Work item
Give a count of the lines below that have the string "badge" in them, with no other words.

Provided entries
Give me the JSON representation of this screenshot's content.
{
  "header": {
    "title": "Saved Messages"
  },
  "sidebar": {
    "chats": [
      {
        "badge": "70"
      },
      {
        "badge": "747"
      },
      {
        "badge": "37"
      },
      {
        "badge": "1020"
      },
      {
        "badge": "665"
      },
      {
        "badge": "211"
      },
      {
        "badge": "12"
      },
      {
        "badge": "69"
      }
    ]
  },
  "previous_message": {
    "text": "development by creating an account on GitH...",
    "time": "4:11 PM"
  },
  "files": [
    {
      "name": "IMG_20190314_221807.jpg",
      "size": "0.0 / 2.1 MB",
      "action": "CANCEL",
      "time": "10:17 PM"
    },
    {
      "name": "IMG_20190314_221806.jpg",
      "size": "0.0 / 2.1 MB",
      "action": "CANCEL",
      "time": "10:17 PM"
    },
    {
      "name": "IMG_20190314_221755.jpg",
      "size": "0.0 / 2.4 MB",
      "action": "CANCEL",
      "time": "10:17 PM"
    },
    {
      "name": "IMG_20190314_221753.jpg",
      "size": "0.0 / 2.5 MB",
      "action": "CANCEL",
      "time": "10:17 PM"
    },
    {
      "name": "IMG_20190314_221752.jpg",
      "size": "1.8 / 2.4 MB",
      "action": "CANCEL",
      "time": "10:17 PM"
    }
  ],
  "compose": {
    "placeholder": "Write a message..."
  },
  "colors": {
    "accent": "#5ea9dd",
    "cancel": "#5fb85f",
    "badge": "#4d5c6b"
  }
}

Answer below
9